Since his role is firmly planted in both the inpatient and outpatient areas, he also serves as another reference for teams on the patient’s history.
Advocacy part of the job
O’Brien is actively involved in advocating for the needs of these children and families as well. He’s been particularly involved in efforts to improve reimbursement for pediatric durable medical equipment and home health care providers in his state.
“In Virginia, reimbursement for pediatric respiratory DME is below the cost of provision,” he explains. “This endangers the solvency of Virginia DME companies.”
Company mergers and consolidations are rampant, and some have even closed their doors, creating an even greater strain on the providers that remain.
Virginia also does not mandate private duty home nursing for technology-dependent children, and even though every child who goes home on technology qualifies for it, few actually receive it due to a lack of qualified nurses and geographic disparities.
“Fighting for Virginia DME companies is essential because I can’t do my job of discharging children to their home if there is no DME company to provide supplies or no home nursing to relieve families,” he said. “If our DME companies continue to fail, then discharge of technology-dependent children from Virginia hospitals would be threatened.
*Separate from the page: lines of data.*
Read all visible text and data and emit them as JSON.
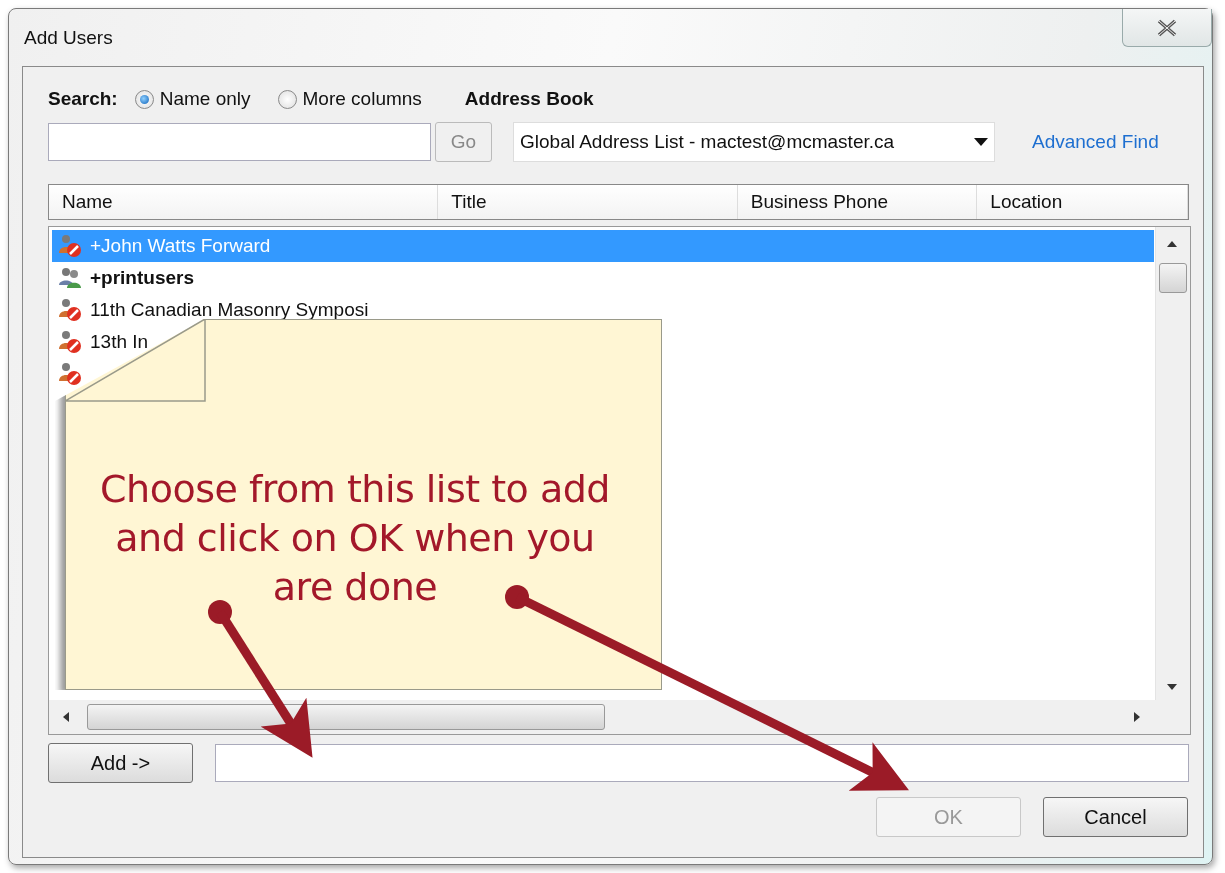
{
  "window": {
    "title": "Add Users"
  },
  "search": {
    "label": "Search:",
    "options": [
      {
        "label": "Name only",
        "selected": true
      },
      {
        "label": "More columns",
        "selected": false
      }
    ],
    "go": "Go"
  },
  "address_book": {
    "label": "Address Book",
    "value": "Global Address List - mactest@mcmaster.ca",
    "link": "Advanced Find"
  },
  "table": {
    "columns": [
      "Name",
      "Title",
      "Business Phone",
      "Location"
    ],
    "rows": [
      {
        "name": "+John Watts Forward",
        "kind": "person",
        "selected": true,
        "bold": false
      },
      {
        "name": "+printusers",
        "kind": "group",
        "selected": false,
        "bold": true
      },
      {
        "name": "11th Canadian Masonry Symposi",
        "kind": "person",
        "selected": false,
        "bold": false
      },
      {
        "name": "13th In",
        "kind": "person",
        "selected": false,
        "bold": false
      },
      {
        "kind": "person",
        "selected": false
      }
    ]
  },
  "note": {
    "text": "Choose from this list to add\nand click on OK when you\nare done"
  },
  "buttons": [
    {
      "label": "Add ->",
      "kind": "add",
      "disabled": false
    },
    {
      "label": "OK",
      "kind": "ok",
      "disabled": true
    },
    {
      "label": "Cancel",
      "kind": "cancel",
      "disabled": false
    }
  ]
}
A vicious cycle of delayed discharge and no inpatient vacancy would affect all children in Virginia who require acute care.”
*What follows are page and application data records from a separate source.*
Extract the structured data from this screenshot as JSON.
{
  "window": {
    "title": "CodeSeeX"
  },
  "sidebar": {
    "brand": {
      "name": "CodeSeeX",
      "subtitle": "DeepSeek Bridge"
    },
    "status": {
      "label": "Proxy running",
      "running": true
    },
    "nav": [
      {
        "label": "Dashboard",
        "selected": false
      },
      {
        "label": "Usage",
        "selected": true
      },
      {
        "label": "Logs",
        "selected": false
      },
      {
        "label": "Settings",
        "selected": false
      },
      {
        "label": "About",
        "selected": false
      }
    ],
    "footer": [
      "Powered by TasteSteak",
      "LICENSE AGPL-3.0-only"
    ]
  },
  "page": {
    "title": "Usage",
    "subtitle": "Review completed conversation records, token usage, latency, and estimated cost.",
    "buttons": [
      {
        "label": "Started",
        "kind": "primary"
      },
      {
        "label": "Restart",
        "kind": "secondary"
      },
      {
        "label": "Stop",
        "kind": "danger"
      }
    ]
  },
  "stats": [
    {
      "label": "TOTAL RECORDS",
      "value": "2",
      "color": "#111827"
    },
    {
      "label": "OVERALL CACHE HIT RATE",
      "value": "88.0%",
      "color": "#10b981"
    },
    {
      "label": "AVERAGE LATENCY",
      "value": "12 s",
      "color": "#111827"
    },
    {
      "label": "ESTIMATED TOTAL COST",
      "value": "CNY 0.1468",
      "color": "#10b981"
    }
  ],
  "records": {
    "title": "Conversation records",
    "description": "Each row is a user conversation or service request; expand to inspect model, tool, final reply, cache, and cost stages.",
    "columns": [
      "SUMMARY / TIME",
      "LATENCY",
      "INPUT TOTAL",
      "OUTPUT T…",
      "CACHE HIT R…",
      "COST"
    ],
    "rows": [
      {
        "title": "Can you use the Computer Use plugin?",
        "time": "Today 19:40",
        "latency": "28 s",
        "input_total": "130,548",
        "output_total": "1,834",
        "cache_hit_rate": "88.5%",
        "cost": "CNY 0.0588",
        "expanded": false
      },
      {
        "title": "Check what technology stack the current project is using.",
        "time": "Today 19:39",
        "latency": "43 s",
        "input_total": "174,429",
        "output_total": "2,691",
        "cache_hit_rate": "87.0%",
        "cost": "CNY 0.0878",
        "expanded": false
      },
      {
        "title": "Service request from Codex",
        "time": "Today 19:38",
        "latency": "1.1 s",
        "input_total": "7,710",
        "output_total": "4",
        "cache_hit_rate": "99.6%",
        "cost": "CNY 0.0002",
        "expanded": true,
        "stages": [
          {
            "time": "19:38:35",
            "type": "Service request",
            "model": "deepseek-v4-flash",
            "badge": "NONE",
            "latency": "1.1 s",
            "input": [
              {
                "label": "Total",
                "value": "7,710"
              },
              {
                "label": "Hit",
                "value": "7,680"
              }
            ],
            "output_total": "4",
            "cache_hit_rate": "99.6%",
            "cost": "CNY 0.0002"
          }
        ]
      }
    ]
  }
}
Career shaping position
O’Brien says these factors constitute the biggest challenges he faces in his job. “Sadly, most of this burden falls on the shoulders of caregivers,” he said.
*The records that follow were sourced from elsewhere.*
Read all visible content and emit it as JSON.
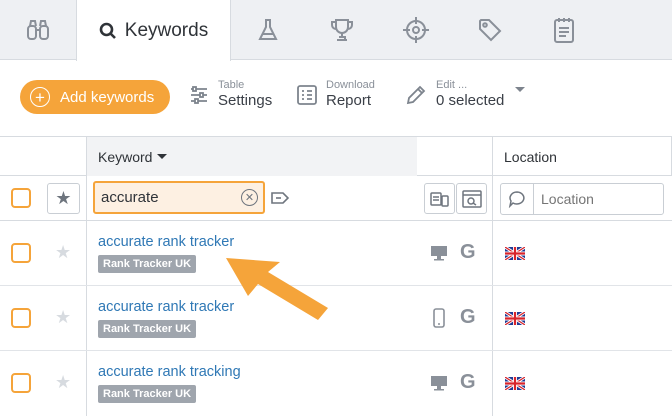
{
  "tabs": {
    "active_label": "Keywords"
  },
  "toolbar": {
    "add_label": "Add keywords",
    "table_small": "Table",
    "table_big": "Settings",
    "download_small": "Download",
    "download_big": "Report",
    "edit_small": "Edit ...",
    "edit_big": "0 selected"
  },
  "columns": {
    "keyword": "Keyword",
    "location": "Location"
  },
  "filters": {
    "search_value": "accurate",
    "location_placeholder": "Location"
  },
  "rows": [
    {
      "keyword": "accurate rank tracker",
      "project": "Rank Tracker UK",
      "device": "desktop",
      "engine": "G"
    },
    {
      "keyword": "accurate rank tracker",
      "project": "Rank Tracker UK",
      "device": "mobile",
      "engine": "G"
    },
    {
      "keyword": "accurate rank tracking",
      "project": "Rank Tracker UK",
      "device": "desktop",
      "engine": "G"
    }
  ],
  "colors": {
    "accent": "#f5a43a",
    "link": "#2f78b5",
    "badge": "#9fa5ad"
  }
}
His complex care clinic employs two nurse clinic coordinators who work by his side to help deliver information to providers and satisfy requests from third-party agents involved with the provision of supplies. “But even with these experienced and mission-driven colleagues, our efforts are barely enough to meet the needs of our patients,” he said. “The obstacles to receiving continuity of care are systemic and complicated.”
The rewards of working with technology-dependent children, though, are vast. O’Brien loves being able to watch his young patients grow and develop, and the gratitude he receives from their caregivers is priceless.
“Through this unique role I have been given an opportunity to create special provider-patient relationships,” he said. “These relationships have shown me how I have contributed to a child’s well-being and a family’s journey through disease management as a respiratory therapist.”
The feedback has been crucial in shaping how he understands himself as a health care provider and has reaffirmed his dedication to the respiratory care profession.
“I used to think that I could not fulfill serious patient needs as a respiratory therapist because I did not have the opportunity to take on such great responsibilities,” he said. “For a short while, I seriously contemplated applying to medical school.”
Becoming the Pediatric Home Ventilator Program coordinator quelled those doubts and also gave him a better picture of the fractured nature of the U.S. health care system today and the importance of the RT in it.
“Speaking candidly, the delivery of high-quality health care in the U.S. is a team sport,” said O’Brien. “And for patients with chronic respiratory disease, they are best served by a team with a respiratory therapist.”
Michael O’Brien has this advice for any RT who might be contemplating a niche role in the profession, whether it’s working with technology-dependent kids or some other underserved group —
- Identify areas of care where an RT can add value as a member of a multidisciplinary team.
- Before you begin work, agree upon relevant measures of work with stakeholders and create a plan for collecting data.
- Make evidence-based guesses. You might not find literature very similar to the work you want to do. Find the closest thing, extrapolate interventions and outcomes to your circumstance, and write about the outcomes.
By Debbie Bunch